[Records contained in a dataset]
Start of Block
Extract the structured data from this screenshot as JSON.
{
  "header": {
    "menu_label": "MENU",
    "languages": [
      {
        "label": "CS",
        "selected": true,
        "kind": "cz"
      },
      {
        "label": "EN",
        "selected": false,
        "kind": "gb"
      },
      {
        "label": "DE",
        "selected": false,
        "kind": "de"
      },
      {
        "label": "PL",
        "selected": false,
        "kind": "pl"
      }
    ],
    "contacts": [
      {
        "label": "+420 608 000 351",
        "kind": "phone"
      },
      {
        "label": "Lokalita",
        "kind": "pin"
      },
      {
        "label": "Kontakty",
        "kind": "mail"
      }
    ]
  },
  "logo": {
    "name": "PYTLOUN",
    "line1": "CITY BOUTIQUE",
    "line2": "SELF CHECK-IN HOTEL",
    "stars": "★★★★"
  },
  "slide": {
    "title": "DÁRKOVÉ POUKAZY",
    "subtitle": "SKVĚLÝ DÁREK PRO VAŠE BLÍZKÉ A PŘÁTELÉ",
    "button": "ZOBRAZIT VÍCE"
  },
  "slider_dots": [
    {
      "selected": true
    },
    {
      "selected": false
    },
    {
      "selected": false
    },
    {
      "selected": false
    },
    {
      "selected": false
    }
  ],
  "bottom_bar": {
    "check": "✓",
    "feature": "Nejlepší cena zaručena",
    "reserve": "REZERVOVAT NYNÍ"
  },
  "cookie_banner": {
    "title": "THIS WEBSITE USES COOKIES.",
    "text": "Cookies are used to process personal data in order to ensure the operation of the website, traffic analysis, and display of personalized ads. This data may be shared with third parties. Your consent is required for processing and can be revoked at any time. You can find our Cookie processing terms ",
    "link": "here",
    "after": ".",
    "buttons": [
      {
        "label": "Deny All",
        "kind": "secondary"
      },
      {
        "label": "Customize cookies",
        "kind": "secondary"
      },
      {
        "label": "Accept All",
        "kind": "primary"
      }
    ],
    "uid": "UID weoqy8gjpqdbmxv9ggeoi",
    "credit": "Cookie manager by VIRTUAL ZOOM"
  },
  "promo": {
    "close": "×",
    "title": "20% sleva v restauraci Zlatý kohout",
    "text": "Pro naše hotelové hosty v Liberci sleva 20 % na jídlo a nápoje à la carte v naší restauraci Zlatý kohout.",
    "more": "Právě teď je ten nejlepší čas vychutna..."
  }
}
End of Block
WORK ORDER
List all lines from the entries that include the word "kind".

FINISHED TASK
        "kind": "cz"
        "kind": "gb"
        "kind": "de"
        "kind": "pl"
        "kind": "phone"
        "kind": "pin"
        "kind": "mail"
        "kind": "secondary"
        "kind": "secondary"
        "kind": "primary"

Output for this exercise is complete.